Prompt: Each record below should be printed exactly as it was written.

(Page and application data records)
------------------------------------

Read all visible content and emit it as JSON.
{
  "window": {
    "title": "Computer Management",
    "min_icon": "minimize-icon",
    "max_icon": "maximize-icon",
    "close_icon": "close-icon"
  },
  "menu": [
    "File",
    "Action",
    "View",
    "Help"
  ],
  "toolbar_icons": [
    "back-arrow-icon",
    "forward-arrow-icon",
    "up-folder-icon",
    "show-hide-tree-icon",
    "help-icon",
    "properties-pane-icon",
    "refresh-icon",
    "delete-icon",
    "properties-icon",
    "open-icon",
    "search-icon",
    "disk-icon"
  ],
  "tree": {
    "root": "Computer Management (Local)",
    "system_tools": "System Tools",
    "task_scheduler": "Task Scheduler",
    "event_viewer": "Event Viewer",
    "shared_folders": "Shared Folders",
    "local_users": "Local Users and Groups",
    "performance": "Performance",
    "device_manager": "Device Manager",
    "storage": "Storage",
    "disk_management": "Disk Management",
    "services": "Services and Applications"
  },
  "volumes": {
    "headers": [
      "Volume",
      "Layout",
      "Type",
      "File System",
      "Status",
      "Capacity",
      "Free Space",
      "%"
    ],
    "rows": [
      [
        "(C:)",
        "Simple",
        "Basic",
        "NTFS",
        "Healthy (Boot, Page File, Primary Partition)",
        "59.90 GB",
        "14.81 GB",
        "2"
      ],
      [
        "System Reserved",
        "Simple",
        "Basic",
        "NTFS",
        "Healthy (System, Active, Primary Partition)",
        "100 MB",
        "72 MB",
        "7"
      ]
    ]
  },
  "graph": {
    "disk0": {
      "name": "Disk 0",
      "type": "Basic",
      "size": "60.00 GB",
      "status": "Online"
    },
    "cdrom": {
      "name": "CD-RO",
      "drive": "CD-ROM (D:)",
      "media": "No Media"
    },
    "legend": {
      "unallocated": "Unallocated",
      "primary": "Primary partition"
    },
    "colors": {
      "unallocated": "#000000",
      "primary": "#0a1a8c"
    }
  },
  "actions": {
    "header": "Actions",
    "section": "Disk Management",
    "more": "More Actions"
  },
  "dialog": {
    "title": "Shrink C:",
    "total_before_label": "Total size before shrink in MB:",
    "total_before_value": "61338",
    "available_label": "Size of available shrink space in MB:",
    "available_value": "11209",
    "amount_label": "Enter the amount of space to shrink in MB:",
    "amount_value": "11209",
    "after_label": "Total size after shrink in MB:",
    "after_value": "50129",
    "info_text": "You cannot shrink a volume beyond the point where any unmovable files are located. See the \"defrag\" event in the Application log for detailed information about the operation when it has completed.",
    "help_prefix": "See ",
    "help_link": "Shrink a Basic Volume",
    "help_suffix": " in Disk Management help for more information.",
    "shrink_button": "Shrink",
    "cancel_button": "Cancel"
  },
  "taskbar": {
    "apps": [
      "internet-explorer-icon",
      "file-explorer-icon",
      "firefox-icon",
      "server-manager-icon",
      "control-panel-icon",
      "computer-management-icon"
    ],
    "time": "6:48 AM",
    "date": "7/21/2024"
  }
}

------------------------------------

Answer to this problem:
Read all visible content and emit it as JSON.
{
  "window": {
    "title": "Computer Management",
    "min_icon": "minimize-icon",
    "max_icon": "maximize-icon",
    "close_icon": "close-icon"
  },
  "menu": [
    "File",
    "Action",
    "View",
    "Help"
  ],
  "toolbar_icons": [
    "back-arrow-icon",
    "forward-arrow-icon",
    "up-folder-icon",
    "show-hide-tree-icon",
    "help-icon",
    "properties-pane-icon",
    "refresh-icon",
    "delete-icon",
    "properties-icon",
    "open-icon",
    "search-icon",
    "disk-icon"
  ],
  "tree": {
    "root": "Computer Management (Local)",
    "system_tools": "System Tools",
    "task_scheduler": "Task Scheduler",
    "event_viewer": "Event Viewer",
    "shared_folders": "Shared Folders",
    "local_users": "Local Users and Groups",
    "performance": "Performance",
    "device_manager": "Device Manager",
    "storage": "Storage",
    "disk_management": "Disk Management",
    "services": "Services and Applications"
  },
  "volumes": {
    "headers": [
      "Volume",
      "Layout",
      "Type",
      "File System",
      "Status",
      "Capacity",
      "Free Space",
      "%"
    ],
    "rows": [
      [
        "(C:)",
        "Simple",
        "Basic",
        "NTFS",
        "Healthy (Boot, Page File, Primary Partition)",
        "59.90 GB",
        "14.81 GB",
        "2"
      ],
      [
        "System Reserved",
        "Simple",
        "Basic",
        "NTFS",
        "Healthy (System, Active, Primary Partition)",
        "100 MB",
        "72 MB",
        "7"
      ]
    ]
  },
  "graph": {
    "disk0": {
      "name": "Disk 0",
      "type": "Basic",
      "size": "60.00 GB",
      "status": "Online"
    },
    "cdrom": {
      "name": "CD-RO",
      "drive": "CD-ROM (D:)",
      "media": "No Media"
    },
    "legend": {
      "unallocated": "Unallocated",
      "primary": "Primary partition"
    },
    "colors": {
      "unallocated": "#000000",
      "primary": "#0a1a8c"
    }
  },
  "actions": {
    "header": "Actions",
    "section": "Disk Management",
    "more": "More Actions"
  },
  "dialog": {
    "title": "Shrink C:",
    "total_before_label": "Total size before shrink in MB:",
    "total_before_value": "61338",
    "available_label": "Size of available shrink space in MB:",
    "available_value": "11209",
    "amount_label": "Enter the amount of space to shrink in MB:",
    "amount_value": "11209",
    "after_label": "Total size after shrink in MB:",
    "after_value": "50129",
    "info_text": "You cannot shrink a volume beyond the point where any unmovable files are located. See the \"defrag\" event in the Application log for detailed information about the operation when it has completed.",
    "help_prefix": "See ",
    "help_link": "Shrink a Basic Volume",
    "help_suffix": " in Disk Management help for more information.",
    "shrink_button": "Shrink",
    "cancel_button": "Cancel"
  },
  "taskbar": {
    "apps": [
      "internet-explorer-icon",
      "file-explorer-icon",
      "firefox-icon",
      "server-manager-icon",
      "control-panel-icon",
      "computer-management-icon"
    ],
    "time": "6:48 AM",
    "date": "7/21/2024"
  }
}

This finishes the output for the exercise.